Although researchers have found no conclusive evidence that Woodburn was a stop on the Underground Railroad, Mrs. Joe Ann Vickers of Rehoboth Beach, the daughter of Thomas Murray — who purchased Woodburn and lived there with his family from 1953 to 1965 — reinforces this assertion.
She recalls her father finding what he believed to be the remnants of a tunnel through which escaped slaves purportedly moved in and out of the mansion’s basement. Vickers also relates her understanding that slaves hid in compartments alongside the fireplace in the dining room and music room when authorities or raiders came searching for them.
In his 1884 novel “The Entailed Hat,” author George Alfred Townsend, a native of Georgetown, Del., penned a lengthy account of how the gang of notorious kidnapper Patty Cannon raided Woodburn in the dead of night to capture escaped slaves and sell them back into slavery. Townsend’s narrative describes the gang’s stealthy arrival at the mansion and plan of attack that went for naught when the inmates of the household countered with gunfire that routed the would-be slave catchers.
In the jargon of the time, Townsend also depicted the fear that took hold of black members of the Cannon hooligans when ordered to storm the darkened house they knew for certain to be haunted: “‘Dar’s ghosts in dar,’ the hoarse voice of Derrick Molleston was heard to say, and the Negro element stopped and shrank.” Whether Townsend’s fictional account was based on fact has yet to be determined.
The ghosts in question have become part of Woodburn’s legend. According to Haunted Houses.com, Lorenzo Dow — a guest of former owner Dr. M.W. Bates — was coming down the stairs to eat breakfast with Bates and his wife when he passed a gentleman going up the stairs “dressed in the fashion of the preceding generation, complete with queued hair [pigtail], knee breeches, ruffled blouse, etc.” When Dow asked his hosts about this person, Mrs. Bates realized he was describing her long-departed father.
Other anecdotes have Woodburn owners complaining about vintage wines in the cellar disappearing overnight. Former Gov. Charles Terry Jr. reported seeing an apparition of an otherwise unidentified man in a white wig helping himself to a decanter of wine.
The most compelling story comes from Vickers — who, as a senior in high school in 1954, experienced an unusual event while asleep in her third-floor bedroom at Woodburn. She woke in the middle of the night, feeling very cold, and saw what appeared to be smoke. As she got out of bed to investigate, the “smoke” moved toward her before moving away out the door and the door closed. Young Joe Ann ran down to report this incident to her grandmother, who responded she also “thought something was going on up and down the steps.”
Vickers explained that, while these incidents were unusual, they never caused her family to be fearful.

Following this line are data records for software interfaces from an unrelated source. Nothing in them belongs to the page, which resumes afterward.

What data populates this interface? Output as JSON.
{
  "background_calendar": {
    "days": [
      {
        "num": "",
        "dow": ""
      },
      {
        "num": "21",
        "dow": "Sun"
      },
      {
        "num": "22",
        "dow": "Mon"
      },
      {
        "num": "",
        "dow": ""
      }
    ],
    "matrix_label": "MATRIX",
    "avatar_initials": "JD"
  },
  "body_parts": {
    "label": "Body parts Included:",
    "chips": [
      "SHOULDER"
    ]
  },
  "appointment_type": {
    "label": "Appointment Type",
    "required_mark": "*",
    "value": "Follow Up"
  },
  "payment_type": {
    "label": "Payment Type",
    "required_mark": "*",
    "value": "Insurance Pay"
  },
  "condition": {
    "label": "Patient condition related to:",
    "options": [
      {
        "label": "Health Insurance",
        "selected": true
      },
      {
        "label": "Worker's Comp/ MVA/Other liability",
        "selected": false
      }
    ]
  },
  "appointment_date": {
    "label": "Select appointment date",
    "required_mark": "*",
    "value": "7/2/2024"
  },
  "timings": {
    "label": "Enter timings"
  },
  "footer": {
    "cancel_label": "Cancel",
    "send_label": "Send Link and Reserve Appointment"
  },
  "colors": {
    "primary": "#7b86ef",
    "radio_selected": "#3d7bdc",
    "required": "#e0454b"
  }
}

She has fond memories of Woodburn and says she would be happy if her spirit chose to live there after she is gone.
An edifice like Woodburn that manifests Delaware history in a variety of ways serves as a fitting residence for the governor. A visit there is worthwhile, to view this stately dwelling. Public tours include the Wall of First Ladies that features portraits of the governors’ wives.

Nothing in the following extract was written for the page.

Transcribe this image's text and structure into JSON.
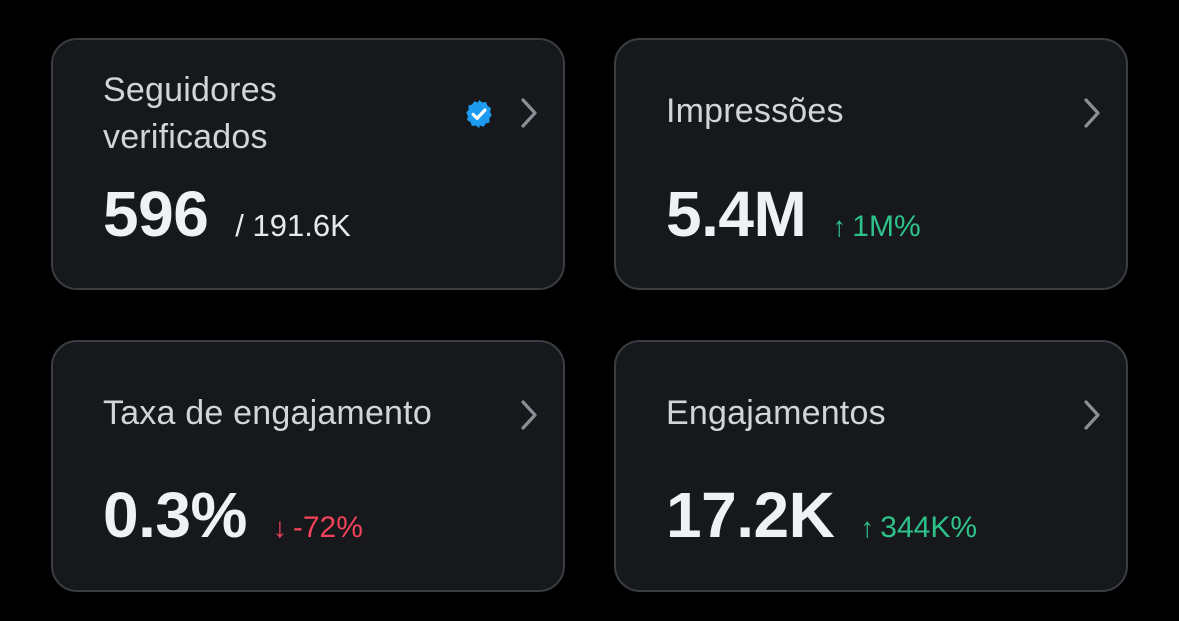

Once she and her husband, Jack, assumed office in 2009, Carla Markell undertook a renovation of Woodburn’s interior, with a focus on historical accuracy. She explained, “It is a museum. It is the people’s house. But it’s also a home, and we wanted it to reflect that.” Essentially, she replaced heavy, massive pieces of furniture and multitudinous decorations with what is described as a lighter, focused look.
Located at 151 Kings Highway in Dover, Woodburn is open to the public Monday through Friday, 8:30 a.m. until 4 p.m., by appointment only. Admission is free. Tours must be scheduled at least 24 hours in advance by calling (302) 739-5656. For more information, go to http://woodburn.delaware.gov/information/timeline.shtml.

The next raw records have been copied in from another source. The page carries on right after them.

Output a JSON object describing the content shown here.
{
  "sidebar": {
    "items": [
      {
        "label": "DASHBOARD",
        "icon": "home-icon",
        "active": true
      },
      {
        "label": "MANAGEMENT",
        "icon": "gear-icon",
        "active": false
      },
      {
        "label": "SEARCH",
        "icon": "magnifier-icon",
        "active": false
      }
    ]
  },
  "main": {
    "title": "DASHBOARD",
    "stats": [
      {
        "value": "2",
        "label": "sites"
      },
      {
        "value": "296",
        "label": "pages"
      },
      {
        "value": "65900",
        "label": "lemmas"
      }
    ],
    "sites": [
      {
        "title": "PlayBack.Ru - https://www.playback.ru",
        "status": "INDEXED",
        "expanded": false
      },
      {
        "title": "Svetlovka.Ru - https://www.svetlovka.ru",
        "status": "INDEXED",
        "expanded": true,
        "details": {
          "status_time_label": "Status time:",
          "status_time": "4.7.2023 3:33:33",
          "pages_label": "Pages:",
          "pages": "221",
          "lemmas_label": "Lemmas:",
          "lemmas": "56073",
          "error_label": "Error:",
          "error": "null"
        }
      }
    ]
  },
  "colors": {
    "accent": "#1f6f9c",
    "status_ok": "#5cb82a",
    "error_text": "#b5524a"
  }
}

Thomas J. Ryan is a Civil War author and speaker and former president of the Central Delaware Civil War Round Table in Dover. He lives in Bethany Beach. Contact him at firstname.lastname@example.org.